During the 2016 election season, we’ve seen considerable media coverage on big data and predictive analytics. The access to massive quantities of data has played an increasingly important role not only for predicting the election winner, but also for driving candidates’ campaigns. During the 2012 election we saw political data science and big data leveraged by campaign managers to tap into the public opinions of the candidates. The information garnered from those data points led to decisions that shaped campaign strategies.
Since 2012, we’ve seen substantial advancements in political data analytics. A recent Forbes article explains this well, “In recent years, political data analytics has advanced from simple micro targeting to true predictive data science, and the track record is good. Some of the brightest minds in the field are using massive amounts of data, complex models and advanced algorithms to determine the best way to appeal to big swathes of the electorate without alienating possible converts.” A GOP strategist recently claimed that analysts have about 400 data points stored for the average American voter and noted that they are constantly querying the database for insight. Predictive Analytics is an increasingly useful and complex practice — and it is not limited to presidential elections. It can be used in almost every industry to drive intelligent and informed business decisions.
First, let’s define predictive analytics in relation to this post. This definition from TechTarget highlights the role of statistical analysis and machine learning to arrive at an actionable model:

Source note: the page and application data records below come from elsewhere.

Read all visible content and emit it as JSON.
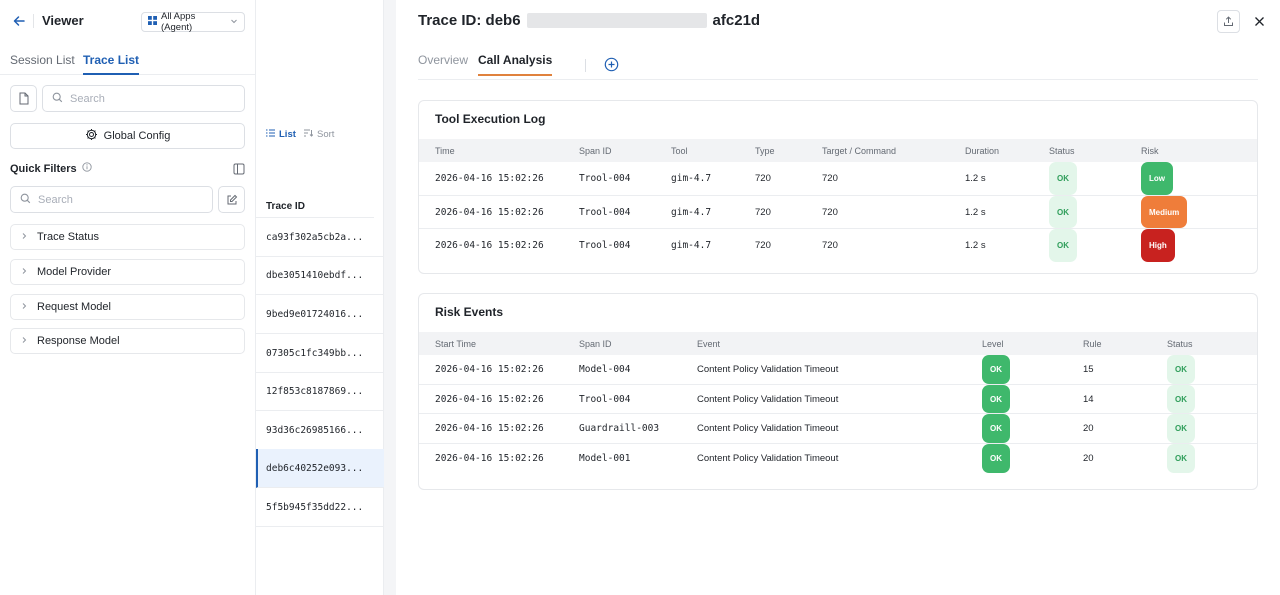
{
  "header": {
    "title": "Viewer",
    "app_select": "All Apps (Agent)"
  },
  "left_tabs": [
    {
      "label": "Session List",
      "active": false
    },
    {
      "label": "Trace List",
      "active": true
    }
  ],
  "search": {
    "placeholder": "Search"
  },
  "global_config": "Global Config",
  "quick_filters": {
    "title": "Quick Filters",
    "search_placeholder": "Search",
    "items": [
      "Trace Status",
      "Model Provider",
      "Request Model",
      "Response Model"
    ]
  },
  "trace_list": {
    "view_list": "List",
    "view_sort": "Sort",
    "header": "Trace ID",
    "rows": [
      "ca93f302a5cb2a...",
      "dbe3051410ebdf...",
      "9bed9e01724016...",
      "07305c1fc349bb...",
      "12f853c8187869...",
      "93d36c26985166...",
      "deb6c40252e093...",
      "5f5b945f35dd22..."
    ],
    "selected_index": 6
  },
  "detail": {
    "title_prefix": "Trace ID: deb6",
    "title_suffix": "afc21d",
    "tabs": [
      {
        "label": "Overview",
        "active": false
      },
      {
        "label": "Call Analysis",
        "active": true
      }
    ],
    "tool_log": {
      "title": "Tool Execution Log",
      "columns": [
        "Time",
        "Span ID",
        "Tool",
        "Type",
        "Target / Command",
        "Duration",
        "Status",
        "Risk"
      ],
      "rows": [
        {
          "time": "2026-04-16 15:02:26",
          "span": "Trool-004",
          "tool": "gim-4.7",
          "type": "720",
          "target": "720",
          "duration": "1.2 s",
          "status": "OK",
          "risk": "Low"
        },
        {
          "time": "2026-04-16 15:02:26",
          "span": "Trool-004",
          "tool": "gim-4.7",
          "type": "720",
          "target": "720",
          "duration": "1.2 s",
          "status": "OK",
          "risk": "Medium"
        },
        {
          "time": "2026-04-16 15:02:26",
          "span": "Trool-004",
          "tool": "gim-4.7",
          "type": "720",
          "target": "720",
          "duration": "1.2 s",
          "status": "OK",
          "risk": "High"
        }
      ]
    },
    "risk_events": {
      "title": "Risk Events",
      "columns": [
        "Start Time",
        "Span ID",
        "Event",
        "Level",
        "Rule",
        "Status"
      ],
      "rows": [
        {
          "time": "2026-04-16 15:02:26",
          "span": "Model-004",
          "event": "Content Policy Validation Timeout",
          "level": "OK",
          "rule": "15",
          "status": "OK"
        },
        {
          "time": "2026-04-16 15:02:26",
          "span": "Trool-004",
          "event": "Content Policy Validation Timeout",
          "level": "OK",
          "rule": "14",
          "status": "OK"
        },
        {
          "time": "2026-04-16 15:02:26",
          "span": "Guardraill-003",
          "event": "Content Policy Validation Timeout",
          "level": "OK",
          "rule": "20",
          "status": "OK"
        },
        {
          "time": "2026-04-16 15:02:26",
          "span": "Model-001",
          "event": "Content Policy Validation Timeout",
          "level": "OK",
          "rule": "20",
          "status": "OK"
        }
      ]
    }
  },
  "colors": {
    "accent": "#1f5fb3",
    "tab_underline": "#e0823d",
    "ok": "#3fb86c",
    "medium": "#ef7d3a",
    "high": "#c8221f"
  }
}
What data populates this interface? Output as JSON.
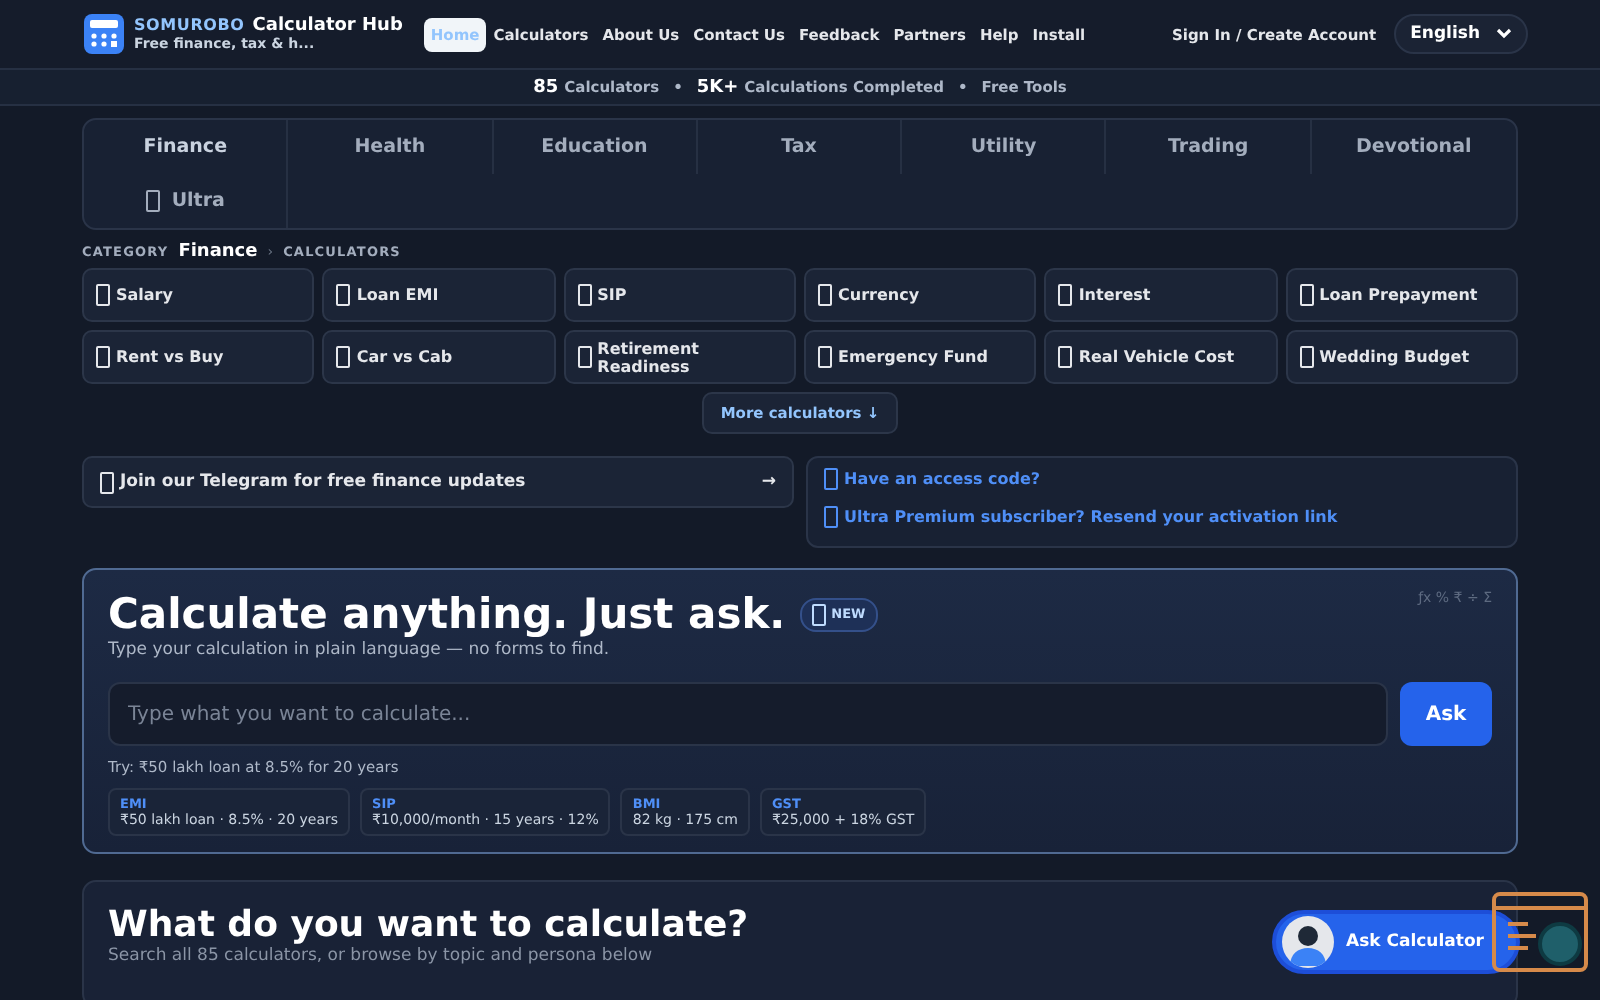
{
  "header": {
    "brand": "SOMUROBO",
    "title": "Calculator Hub",
    "tagline": "Free finance, tax & h...",
    "nav": [
      {
        "label": "Home",
        "selected": true
      },
      {
        "label": "Calculators",
        "selected": false
      },
      {
        "label": "About Us",
        "selected": false
      },
      {
        "label": "Contact Us",
        "selected": false
      },
      {
        "label": "Feedback",
        "selected": false
      },
      {
        "label": "Partners",
        "selected": false
      },
      {
        "label": "Help",
        "selected": false
      },
      {
        "label": "Install",
        "selected": false
      }
    ],
    "sign_in": "Sign In / Create Account",
    "language": "English"
  },
  "stats_bar": [
    {
      "value": "85",
      "label": "Calculators"
    },
    {
      "separator": "•",
      "value": "5K+",
      "label": "Calculations Completed"
    },
    {
      "separator": "•",
      "label": "Free Tools"
    }
  ],
  "category_tabs": [
    {
      "label": "Finance",
      "selected": true,
      "icon": false
    },
    {
      "label": "Health",
      "selected": false,
      "icon": false
    },
    {
      "label": "Education",
      "selected": false,
      "icon": false
    },
    {
      "label": "Tax",
      "selected": false,
      "icon": false
    },
    {
      "label": "Utility",
      "selected": false,
      "icon": false
    },
    {
      "label": "Trading",
      "selected": false,
      "icon": false
    },
    {
      "label": "Devotional",
      "selected": false,
      "icon": false
    },
    {
      "label": "Ultra",
      "selected": false,
      "icon": true
    }
  ],
  "breadcrumb": {
    "prefix": "CATEGORY",
    "category": "Finance",
    "separator": "›",
    "section": "CALCULATORS"
  },
  "calculators": [
    "Salary",
    "Loan EMI",
    "SIP",
    "Currency",
    "Interest",
    "Loan Prepayment",
    "Rent vs Buy",
    "Car vs Cab",
    "Retirement Readiness",
    "Emergency Fund",
    "Real Vehicle Cost",
    "Wedding Budget"
  ],
  "more_button": "More calculators ↓",
  "telegram": {
    "label": "Join our Telegram for free finance updates",
    "arrow": "→"
  },
  "access_links": [
    "Have an access code?",
    "Ultra Premium subscriber? Resend your activation link"
  ],
  "ask_panel": {
    "title": "Calculate anything. Just ask.",
    "badge": "NEW",
    "subtitle": "Type your calculation in plain language — no forms to find.",
    "symbols": "ƒx  %  ₹  ÷  Σ",
    "placeholder": "Type what you want to calculate...",
    "button": "Ask",
    "hint": "Try: ₹50 lakh loan at 8.5% for 20 years",
    "examples": [
      {
        "tag": "EMI",
        "text": "₹50 lakh loan · 8.5% · 20 years"
      },
      {
        "tag": "SIP",
        "text": "₹10,000/month · 15 years · 12%"
      },
      {
        "tag": "BMI",
        "text": "82 kg · 175 cm"
      },
      {
        "tag": "GST",
        "text": "₹25,000 + 18% GST"
      }
    ]
  },
  "search_section": {
    "title": "What do you want to calculate?",
    "subtitle": "Search all 85 calculators, or browse by topic and persona below"
  },
  "floating_button": "Ask Calculator"
}
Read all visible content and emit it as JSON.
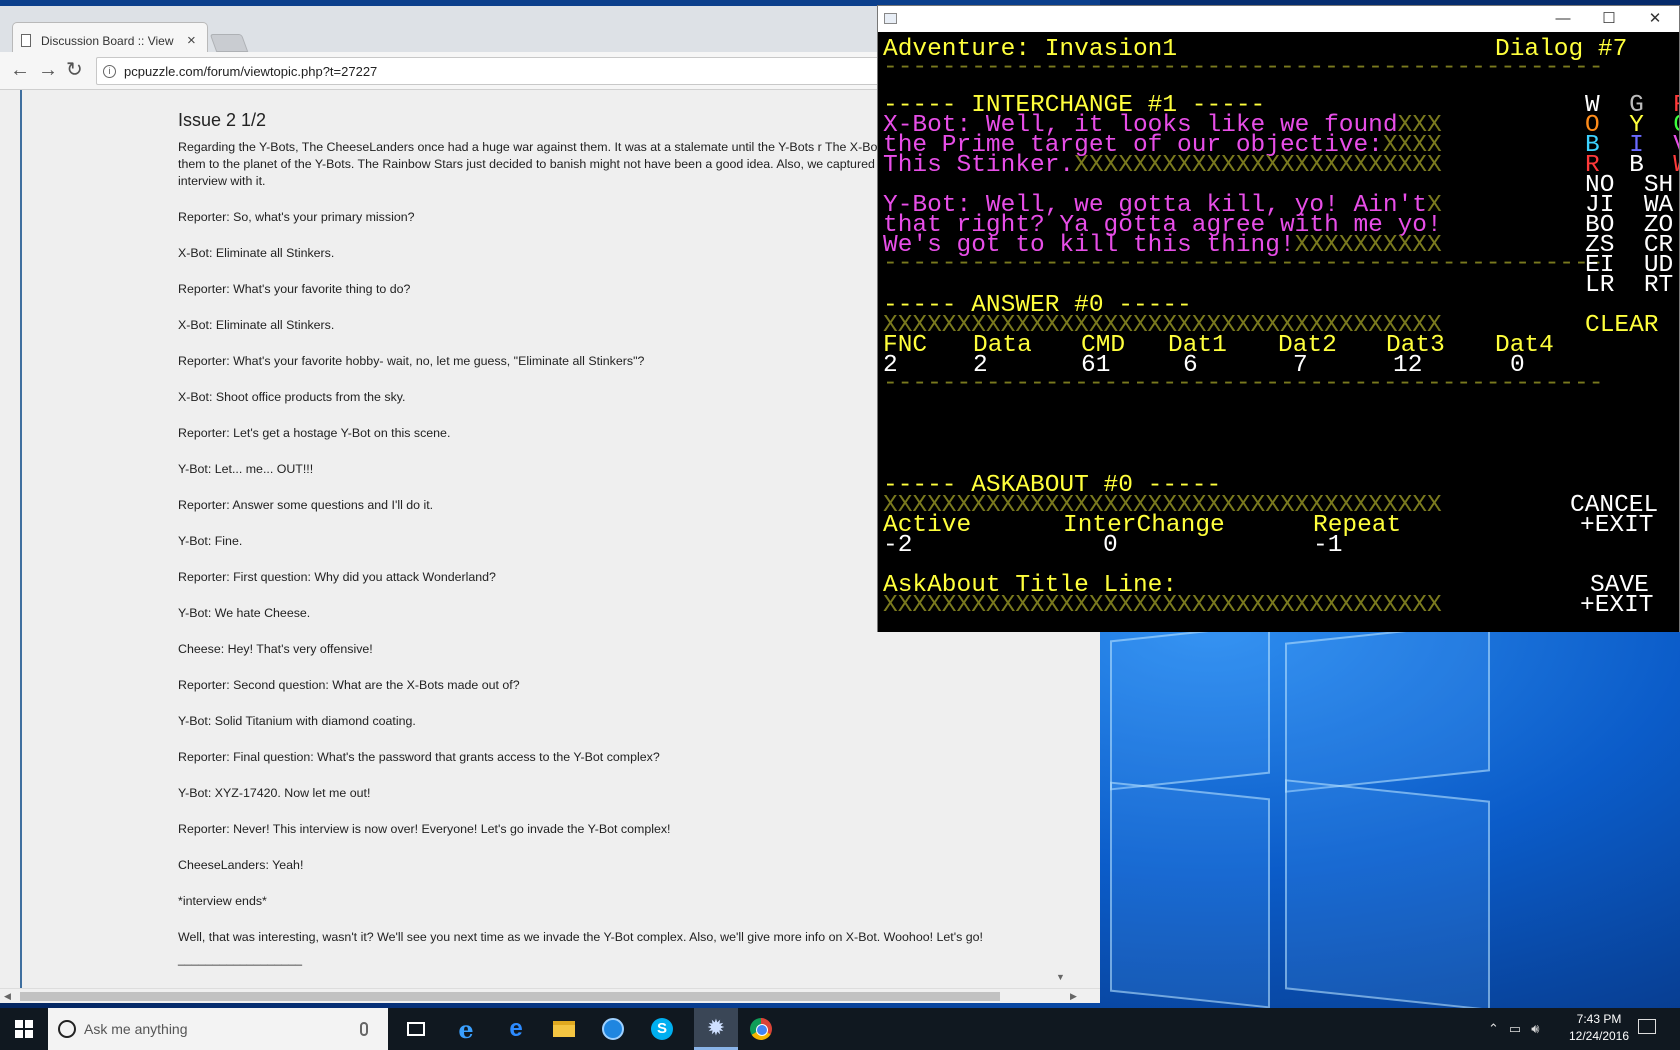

“Predictive analytics is a form of advanced analytics that uses both new and historical data to forecast future activity, behavior and trends. It involves applying statistical analysis techniques, analytical queries and automated machine learning algorithms to data sets to create predictive models that place a numerical value, or score, on the likelihood of particular events happening.”
Beyond the Election
With the rise of the Internet of Things (IoT) we are currently seeing predictive analytics leveraged for applications across industries to help organizations make better operating decisions. Here are a few application examples recently highlighted in Forbes:
- Models designed to predict where crimes will be committed
- Predicting the price of oil
- Insight into how upcoming events might influence a business
- Predicting the probability of success for a startup
- Identifying trends in the academic literature
Predictive Analytics and S2S Communications
Today, there are technology solutions designed for intelligence-enabled decision making. Sensor-2-Server (S2S) communication solutions in particular, help meet the increasing demand for data. S2S by definition is an intelligent communication that begins at the sensor level and targets servers for specific reasons. With an intelligent communication system to enable predictive analytics, operators can leverage new technology to improve the profitability of their businesses.
As an example, let’s look at the one of the predictive analytics use cases listed above– a model for predicting the price of oil. If an oil and gas company has an intelligent system in place, it can respond in real-time to its oil production levels. The data can help operators determine if production should be increased or decreased in certain areas to maximize profitability.
Predictive Analytics Recap
Predictive analytics engines allow organizations to analyze more data, faster. Key decision makers gain insight into trends and patterns that may be otherwise overlooked. They can make intelligent predictions that shape business operations and strategy. With the right techniques in place, an organization will make better decisions, cut costs and increase profitability.
And for those who are running for public office? They now have more insight into the opinions and trends for voters than ever before. This has changed the game in a lot of ways because campaigns can be tailored to an audience based on specific data.